### AVAILABLE RECORDS
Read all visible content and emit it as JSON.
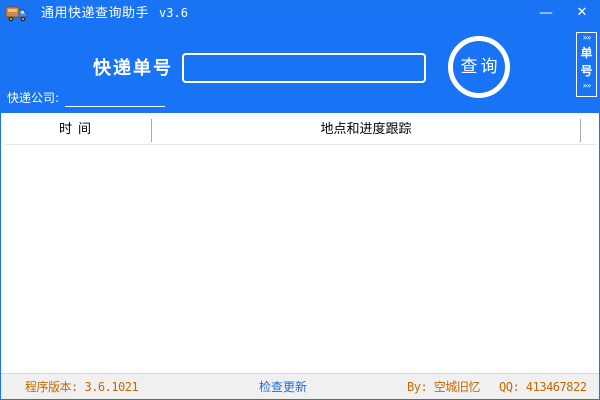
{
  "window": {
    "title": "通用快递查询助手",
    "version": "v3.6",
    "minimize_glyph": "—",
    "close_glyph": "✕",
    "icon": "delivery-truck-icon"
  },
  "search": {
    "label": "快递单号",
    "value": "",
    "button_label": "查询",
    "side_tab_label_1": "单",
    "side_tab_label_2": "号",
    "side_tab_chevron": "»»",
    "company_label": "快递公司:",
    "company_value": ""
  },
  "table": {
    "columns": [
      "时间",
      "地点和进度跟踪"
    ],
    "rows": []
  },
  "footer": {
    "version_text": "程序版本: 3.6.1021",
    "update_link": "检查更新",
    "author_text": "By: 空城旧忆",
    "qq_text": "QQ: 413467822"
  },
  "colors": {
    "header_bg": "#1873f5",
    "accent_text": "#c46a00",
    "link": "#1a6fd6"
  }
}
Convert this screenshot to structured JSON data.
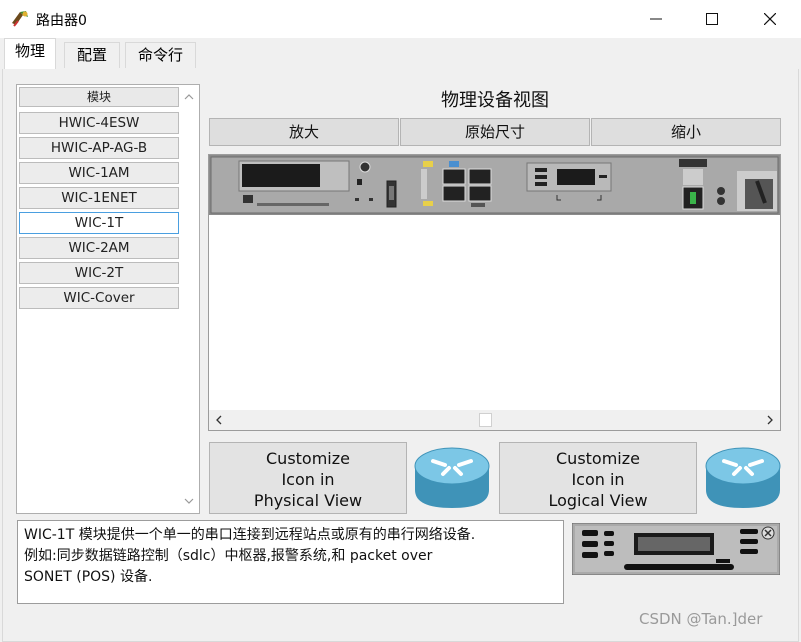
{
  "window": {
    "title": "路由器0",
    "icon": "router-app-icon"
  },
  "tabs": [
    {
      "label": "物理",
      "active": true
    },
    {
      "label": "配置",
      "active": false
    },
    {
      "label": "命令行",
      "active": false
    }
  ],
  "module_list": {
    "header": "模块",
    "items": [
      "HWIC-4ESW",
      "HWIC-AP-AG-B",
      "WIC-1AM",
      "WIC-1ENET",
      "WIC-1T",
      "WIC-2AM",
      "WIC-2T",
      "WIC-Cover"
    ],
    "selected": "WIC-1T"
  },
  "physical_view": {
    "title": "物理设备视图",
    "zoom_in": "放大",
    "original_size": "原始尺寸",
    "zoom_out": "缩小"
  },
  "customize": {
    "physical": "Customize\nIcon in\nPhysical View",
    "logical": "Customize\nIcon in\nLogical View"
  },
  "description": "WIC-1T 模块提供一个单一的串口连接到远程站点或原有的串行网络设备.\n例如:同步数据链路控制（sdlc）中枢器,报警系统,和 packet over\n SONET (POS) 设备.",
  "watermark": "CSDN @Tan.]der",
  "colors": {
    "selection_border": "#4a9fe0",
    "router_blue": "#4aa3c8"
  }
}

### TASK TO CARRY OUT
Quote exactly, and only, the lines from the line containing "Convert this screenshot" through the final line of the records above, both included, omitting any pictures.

### WRITTEN RESPONSE
Convert this screenshot to structured JSON data.
{
  "window": {
    "title": "路由器0",
    "icon": "router-app-icon"
  },
  "tabs": [
    {
      "label": "物理",
      "active": true
    },
    {
      "label": "配置",
      "active": false
    },
    {
      "label": "命令行",
      "active": false
    }
  ],
  "module_list": {
    "header": "模块",
    "items": [
      "HWIC-4ESW",
      "HWIC-AP-AG-B",
      "WIC-1AM",
      "WIC-1ENET",
      "WIC-1T",
      "WIC-2AM",
      "WIC-2T",
      "WIC-Cover"
    ],
    "selected": "WIC-1T"
  },
  "physical_view": {
    "title": "物理设备视图",
    "zoom_in": "放大",
    "original_size": "原始尺寸",
    "zoom_out": "缩小"
  },
  "customize": {
    "physical": "Customize\nIcon in\nPhysical View",
    "logical": "Customize\nIcon in\nLogical View"
  },
  "description": "WIC-1T 模块提供一个单一的串口连接到远程站点或原有的串行网络设备.\n例如:同步数据链路控制（sdlc）中枢器,报警系统,和 packet over\n SONET (POS) 设备.",
  "watermark": "CSDN @Tan.]der",
  "colors": {
    "selection_border": "#4a9fe0",
    "router_blue": "#4aa3c8"
  }
}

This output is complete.